REQUIRED WORK:
Filter the records below, keeping only lines with the string "value".

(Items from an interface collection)

————

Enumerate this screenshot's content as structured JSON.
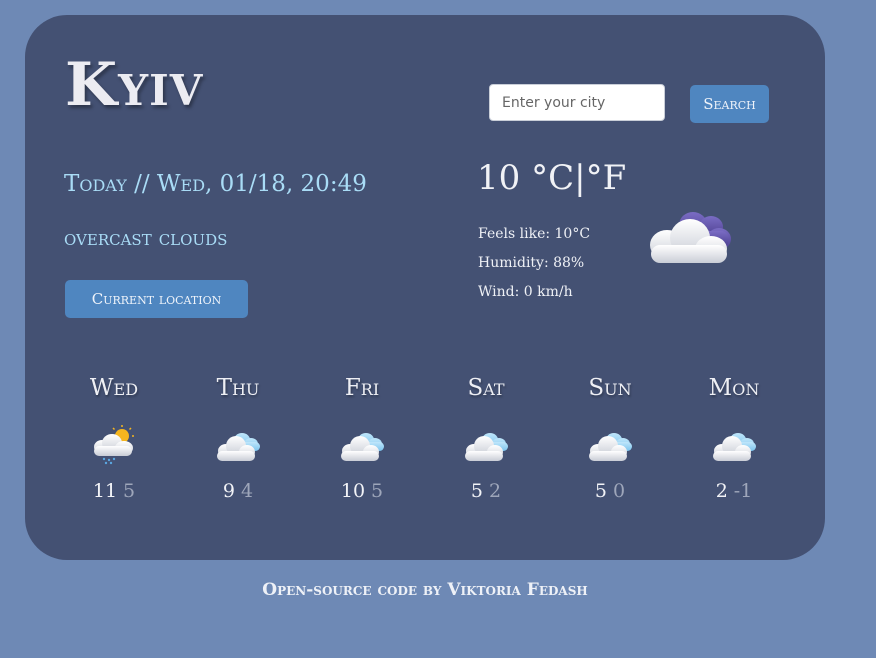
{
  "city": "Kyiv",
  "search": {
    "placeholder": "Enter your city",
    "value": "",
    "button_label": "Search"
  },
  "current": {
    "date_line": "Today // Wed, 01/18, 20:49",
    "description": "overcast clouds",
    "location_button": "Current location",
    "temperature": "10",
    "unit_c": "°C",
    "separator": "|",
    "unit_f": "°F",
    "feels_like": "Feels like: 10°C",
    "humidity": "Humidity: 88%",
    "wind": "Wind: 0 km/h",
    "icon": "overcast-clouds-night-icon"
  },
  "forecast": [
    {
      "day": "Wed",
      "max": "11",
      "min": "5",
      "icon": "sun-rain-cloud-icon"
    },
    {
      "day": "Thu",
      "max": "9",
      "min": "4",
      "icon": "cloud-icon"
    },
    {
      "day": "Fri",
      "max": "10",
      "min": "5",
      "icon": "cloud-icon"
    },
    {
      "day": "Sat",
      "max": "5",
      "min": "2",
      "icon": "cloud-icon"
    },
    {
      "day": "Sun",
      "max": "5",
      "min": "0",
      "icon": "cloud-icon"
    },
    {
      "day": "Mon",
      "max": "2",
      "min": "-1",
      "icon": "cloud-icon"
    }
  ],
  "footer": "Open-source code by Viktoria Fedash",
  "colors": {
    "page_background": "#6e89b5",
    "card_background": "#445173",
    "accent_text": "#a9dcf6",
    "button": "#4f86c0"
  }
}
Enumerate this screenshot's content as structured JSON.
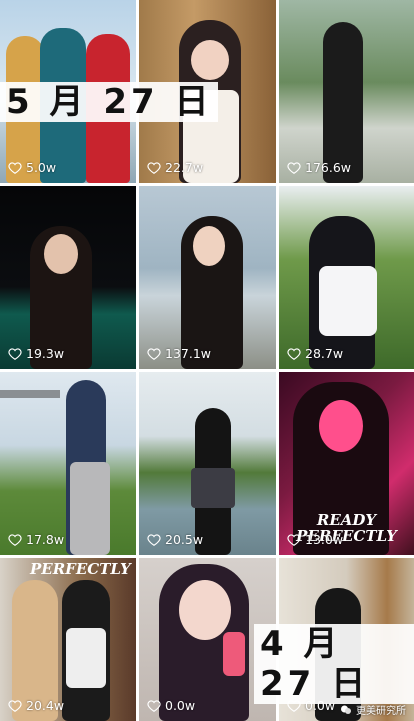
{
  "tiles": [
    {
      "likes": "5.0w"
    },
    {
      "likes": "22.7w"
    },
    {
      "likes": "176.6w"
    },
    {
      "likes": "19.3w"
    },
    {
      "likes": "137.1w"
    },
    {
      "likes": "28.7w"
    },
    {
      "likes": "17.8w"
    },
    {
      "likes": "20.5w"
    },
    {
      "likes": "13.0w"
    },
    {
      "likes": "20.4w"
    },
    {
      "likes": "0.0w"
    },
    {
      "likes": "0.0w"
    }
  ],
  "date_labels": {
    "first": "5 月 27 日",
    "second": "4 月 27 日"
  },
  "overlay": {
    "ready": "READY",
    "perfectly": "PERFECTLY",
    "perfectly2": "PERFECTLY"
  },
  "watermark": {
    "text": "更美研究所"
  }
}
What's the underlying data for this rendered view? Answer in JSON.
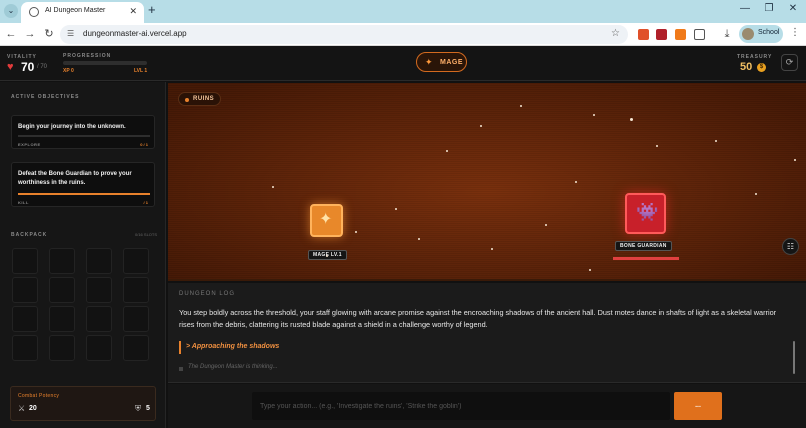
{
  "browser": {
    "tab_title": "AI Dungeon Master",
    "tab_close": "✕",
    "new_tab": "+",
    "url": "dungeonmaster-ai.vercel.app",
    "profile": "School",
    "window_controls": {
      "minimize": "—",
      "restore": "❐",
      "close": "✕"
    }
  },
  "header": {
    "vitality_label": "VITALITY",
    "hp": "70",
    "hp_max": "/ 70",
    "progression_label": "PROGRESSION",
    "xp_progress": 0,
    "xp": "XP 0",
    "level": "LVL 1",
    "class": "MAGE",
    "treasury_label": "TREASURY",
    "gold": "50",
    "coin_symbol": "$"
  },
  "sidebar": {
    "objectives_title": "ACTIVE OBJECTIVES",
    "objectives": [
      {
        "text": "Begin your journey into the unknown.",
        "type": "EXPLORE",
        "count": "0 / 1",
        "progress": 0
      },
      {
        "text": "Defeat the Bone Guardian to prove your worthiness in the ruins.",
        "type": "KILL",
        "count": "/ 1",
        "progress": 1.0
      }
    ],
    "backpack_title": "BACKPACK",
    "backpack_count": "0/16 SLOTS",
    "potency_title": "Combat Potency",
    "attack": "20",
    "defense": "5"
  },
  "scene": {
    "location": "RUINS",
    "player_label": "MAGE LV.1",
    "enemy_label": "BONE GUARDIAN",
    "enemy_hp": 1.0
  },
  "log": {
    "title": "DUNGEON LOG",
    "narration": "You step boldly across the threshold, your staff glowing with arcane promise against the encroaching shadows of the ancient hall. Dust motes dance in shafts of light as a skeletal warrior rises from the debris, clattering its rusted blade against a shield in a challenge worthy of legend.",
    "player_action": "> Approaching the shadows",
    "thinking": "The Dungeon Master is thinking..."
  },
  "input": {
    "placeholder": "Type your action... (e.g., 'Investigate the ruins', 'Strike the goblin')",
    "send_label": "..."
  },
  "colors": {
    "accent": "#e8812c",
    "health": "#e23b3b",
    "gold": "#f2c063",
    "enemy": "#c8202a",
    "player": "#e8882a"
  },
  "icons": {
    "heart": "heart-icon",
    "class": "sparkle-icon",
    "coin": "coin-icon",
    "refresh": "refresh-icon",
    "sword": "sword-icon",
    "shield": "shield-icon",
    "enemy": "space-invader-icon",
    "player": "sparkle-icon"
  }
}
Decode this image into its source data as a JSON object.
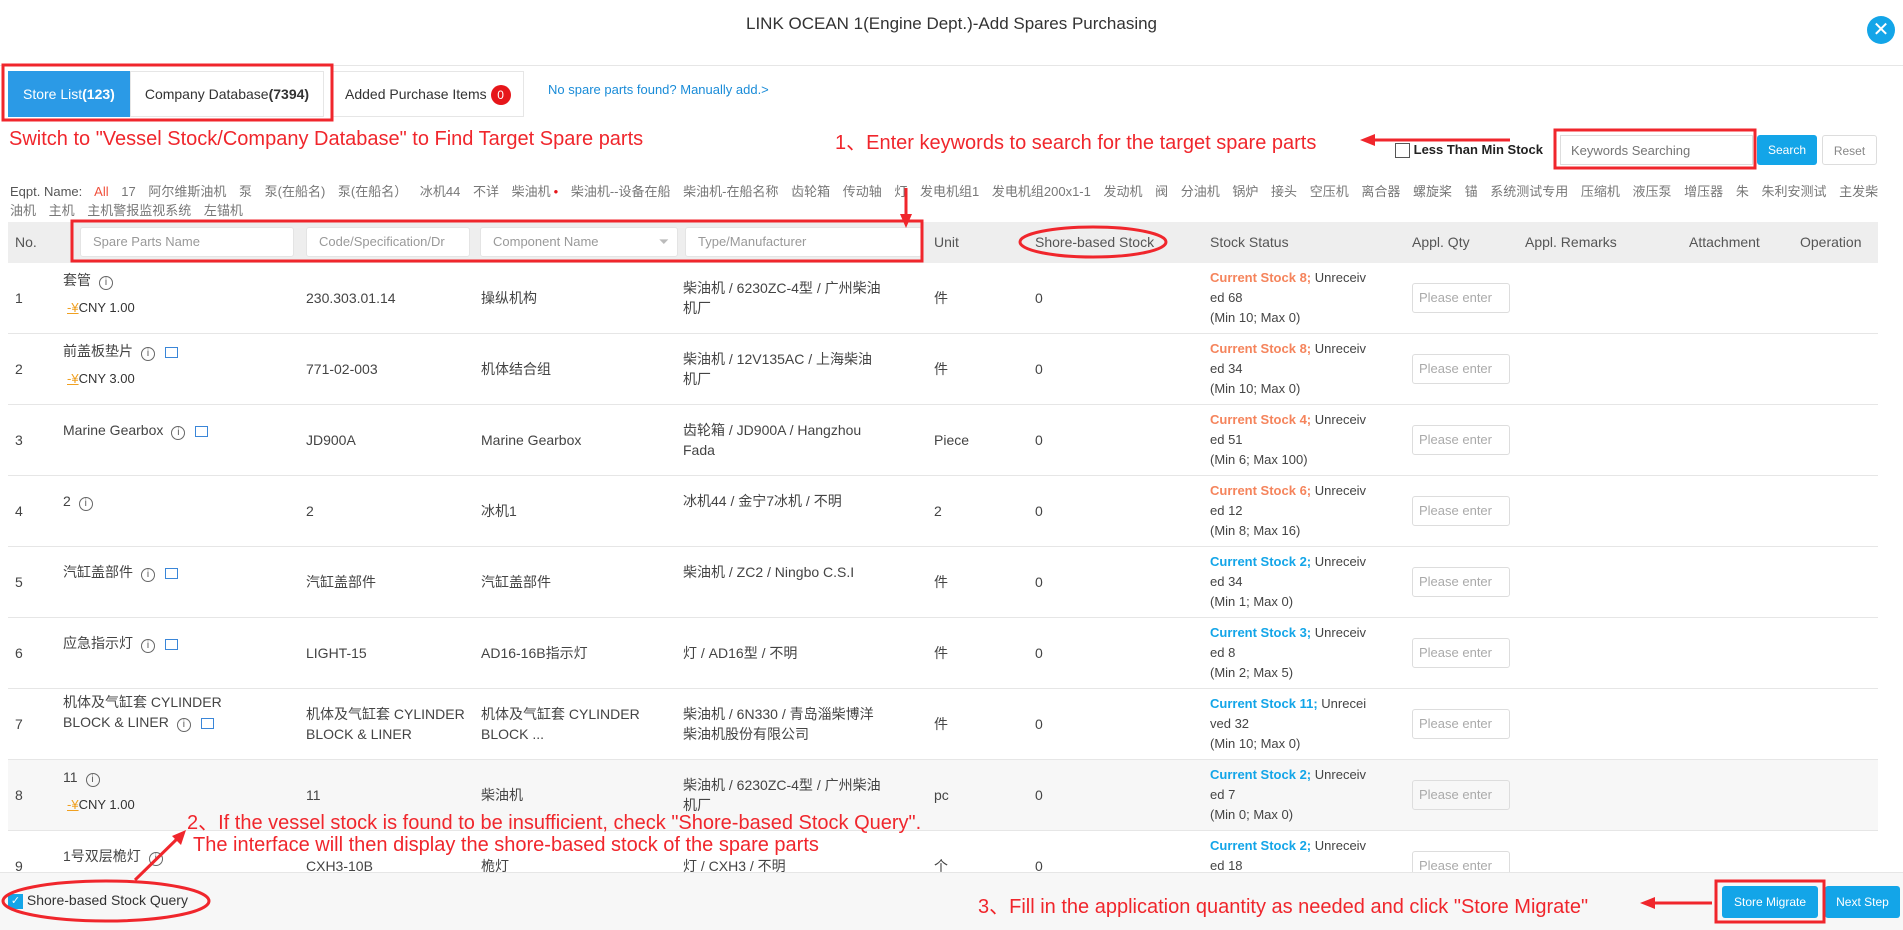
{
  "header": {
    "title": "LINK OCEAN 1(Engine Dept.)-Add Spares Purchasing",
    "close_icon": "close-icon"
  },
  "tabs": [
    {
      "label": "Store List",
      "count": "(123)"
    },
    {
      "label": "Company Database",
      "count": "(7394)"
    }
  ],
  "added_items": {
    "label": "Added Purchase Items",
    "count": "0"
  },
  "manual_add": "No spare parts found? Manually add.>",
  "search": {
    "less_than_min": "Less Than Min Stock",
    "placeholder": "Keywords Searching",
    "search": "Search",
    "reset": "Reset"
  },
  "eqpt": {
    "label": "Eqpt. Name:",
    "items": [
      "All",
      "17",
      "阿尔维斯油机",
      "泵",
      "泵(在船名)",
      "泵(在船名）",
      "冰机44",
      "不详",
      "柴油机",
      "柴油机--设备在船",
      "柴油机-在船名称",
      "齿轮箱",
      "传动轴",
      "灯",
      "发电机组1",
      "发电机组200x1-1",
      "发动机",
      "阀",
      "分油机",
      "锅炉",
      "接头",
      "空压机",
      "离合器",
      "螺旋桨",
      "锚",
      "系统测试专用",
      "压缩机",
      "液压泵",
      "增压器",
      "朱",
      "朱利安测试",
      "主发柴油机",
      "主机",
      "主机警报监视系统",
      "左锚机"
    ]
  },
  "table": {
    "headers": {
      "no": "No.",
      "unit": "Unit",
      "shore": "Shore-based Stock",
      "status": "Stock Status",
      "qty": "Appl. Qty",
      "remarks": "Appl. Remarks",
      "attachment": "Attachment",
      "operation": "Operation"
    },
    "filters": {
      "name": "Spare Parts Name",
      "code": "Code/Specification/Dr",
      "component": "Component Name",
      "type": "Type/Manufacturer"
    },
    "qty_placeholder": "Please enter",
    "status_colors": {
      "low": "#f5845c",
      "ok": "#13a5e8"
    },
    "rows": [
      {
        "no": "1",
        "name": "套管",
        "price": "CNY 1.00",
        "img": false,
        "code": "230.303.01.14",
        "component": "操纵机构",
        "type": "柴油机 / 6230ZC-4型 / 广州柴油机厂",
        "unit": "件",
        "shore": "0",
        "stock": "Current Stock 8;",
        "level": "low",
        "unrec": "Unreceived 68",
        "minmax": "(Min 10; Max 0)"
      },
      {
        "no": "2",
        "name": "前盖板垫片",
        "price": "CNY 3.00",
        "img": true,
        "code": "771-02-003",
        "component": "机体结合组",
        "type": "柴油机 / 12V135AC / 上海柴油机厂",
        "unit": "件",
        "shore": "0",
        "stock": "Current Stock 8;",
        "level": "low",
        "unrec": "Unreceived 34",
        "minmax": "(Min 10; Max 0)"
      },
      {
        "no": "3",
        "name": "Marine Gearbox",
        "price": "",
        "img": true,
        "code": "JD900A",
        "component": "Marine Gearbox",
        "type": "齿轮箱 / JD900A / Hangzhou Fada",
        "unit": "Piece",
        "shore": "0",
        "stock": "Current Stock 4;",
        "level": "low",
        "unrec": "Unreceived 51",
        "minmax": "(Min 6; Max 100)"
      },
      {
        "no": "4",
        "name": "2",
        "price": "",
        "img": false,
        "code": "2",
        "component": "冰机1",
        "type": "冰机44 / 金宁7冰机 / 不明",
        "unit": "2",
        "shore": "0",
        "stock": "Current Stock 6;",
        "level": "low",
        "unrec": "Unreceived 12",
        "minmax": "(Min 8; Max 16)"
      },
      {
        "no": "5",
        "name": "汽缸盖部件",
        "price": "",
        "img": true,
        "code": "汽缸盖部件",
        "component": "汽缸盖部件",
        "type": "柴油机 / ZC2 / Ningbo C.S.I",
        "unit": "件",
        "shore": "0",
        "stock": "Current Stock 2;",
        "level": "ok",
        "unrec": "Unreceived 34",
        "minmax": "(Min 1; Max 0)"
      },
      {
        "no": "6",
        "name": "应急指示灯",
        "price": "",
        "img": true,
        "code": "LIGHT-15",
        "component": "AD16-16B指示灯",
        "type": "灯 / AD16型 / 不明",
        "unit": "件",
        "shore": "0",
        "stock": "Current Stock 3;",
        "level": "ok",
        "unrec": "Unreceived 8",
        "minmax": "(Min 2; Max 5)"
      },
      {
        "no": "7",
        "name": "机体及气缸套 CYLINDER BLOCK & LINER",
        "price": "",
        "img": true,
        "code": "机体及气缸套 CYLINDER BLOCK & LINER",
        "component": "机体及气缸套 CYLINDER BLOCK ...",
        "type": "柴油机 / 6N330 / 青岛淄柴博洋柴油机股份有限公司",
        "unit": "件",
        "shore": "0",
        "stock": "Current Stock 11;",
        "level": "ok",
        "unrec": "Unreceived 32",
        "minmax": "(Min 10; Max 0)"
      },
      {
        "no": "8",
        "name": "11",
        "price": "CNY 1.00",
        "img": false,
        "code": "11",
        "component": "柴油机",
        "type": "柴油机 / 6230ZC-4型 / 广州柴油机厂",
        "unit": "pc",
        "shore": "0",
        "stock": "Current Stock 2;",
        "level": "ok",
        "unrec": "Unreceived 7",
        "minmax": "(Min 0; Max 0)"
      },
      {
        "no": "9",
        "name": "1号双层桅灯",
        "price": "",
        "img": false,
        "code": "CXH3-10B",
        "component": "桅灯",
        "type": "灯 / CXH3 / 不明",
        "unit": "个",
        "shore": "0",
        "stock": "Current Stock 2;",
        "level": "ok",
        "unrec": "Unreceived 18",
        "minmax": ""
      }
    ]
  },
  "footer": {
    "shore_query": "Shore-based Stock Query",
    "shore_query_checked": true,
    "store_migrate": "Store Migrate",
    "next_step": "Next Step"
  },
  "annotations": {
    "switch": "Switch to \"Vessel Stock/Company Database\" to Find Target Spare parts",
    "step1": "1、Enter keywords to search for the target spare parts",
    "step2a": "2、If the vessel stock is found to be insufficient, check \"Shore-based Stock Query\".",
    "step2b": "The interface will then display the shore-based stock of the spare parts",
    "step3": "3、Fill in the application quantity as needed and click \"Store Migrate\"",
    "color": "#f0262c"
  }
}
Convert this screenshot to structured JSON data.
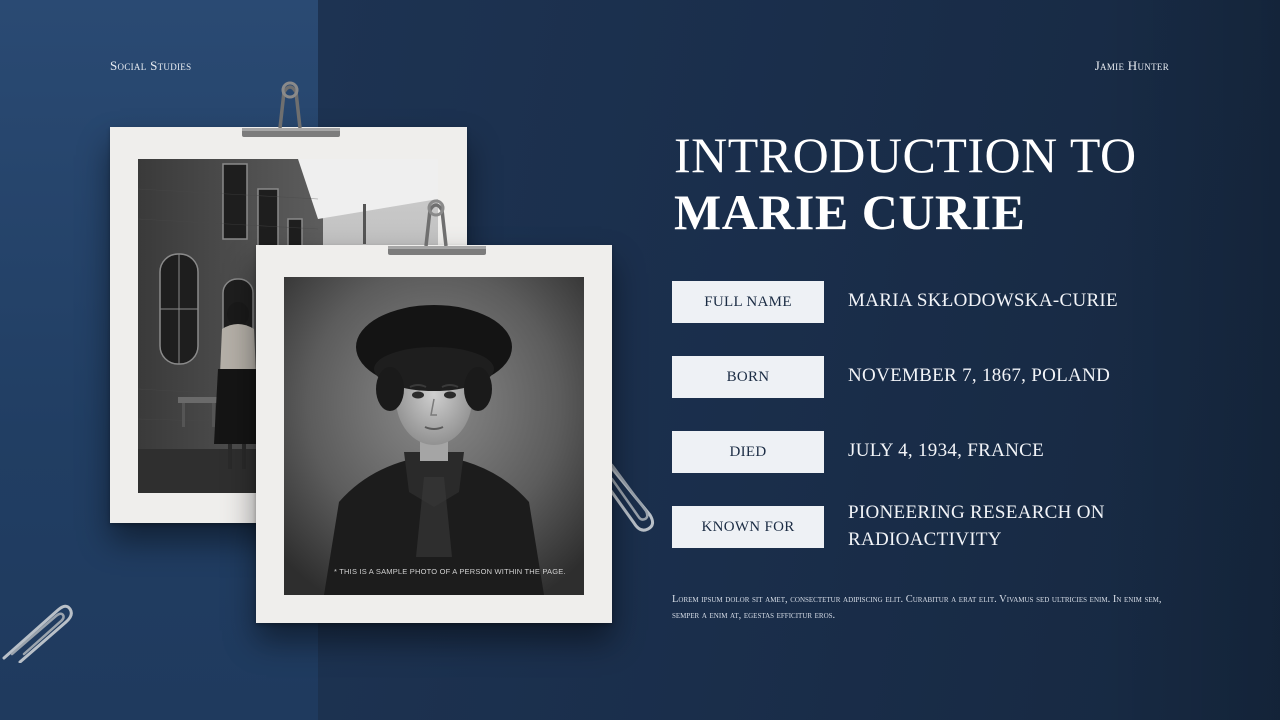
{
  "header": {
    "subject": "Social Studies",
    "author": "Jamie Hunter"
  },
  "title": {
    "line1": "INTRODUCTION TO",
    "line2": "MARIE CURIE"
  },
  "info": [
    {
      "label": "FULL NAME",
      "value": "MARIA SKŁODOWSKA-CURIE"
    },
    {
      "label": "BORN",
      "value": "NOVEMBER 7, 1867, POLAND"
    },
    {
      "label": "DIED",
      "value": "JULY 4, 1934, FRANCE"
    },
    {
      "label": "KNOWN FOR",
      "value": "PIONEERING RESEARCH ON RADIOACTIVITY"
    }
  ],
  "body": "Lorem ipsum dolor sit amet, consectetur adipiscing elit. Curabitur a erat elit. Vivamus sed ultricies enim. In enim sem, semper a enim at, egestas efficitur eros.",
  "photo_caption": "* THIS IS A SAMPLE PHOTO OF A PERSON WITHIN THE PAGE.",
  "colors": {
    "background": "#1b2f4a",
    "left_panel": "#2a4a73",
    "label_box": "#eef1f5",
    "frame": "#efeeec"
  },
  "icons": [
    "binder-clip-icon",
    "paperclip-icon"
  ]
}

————

WRITTEN ANSWER:
    "value": "",
      "value": "MARIA SKŁODOWSKA-CURIE"
      "value": "NOVEMBER 7, 1867, POLAND"
      "value": "JULY 4, 1934, FRANCE"
      "value": "PIONEERING RESEARCH ON RADIOACTIVITY"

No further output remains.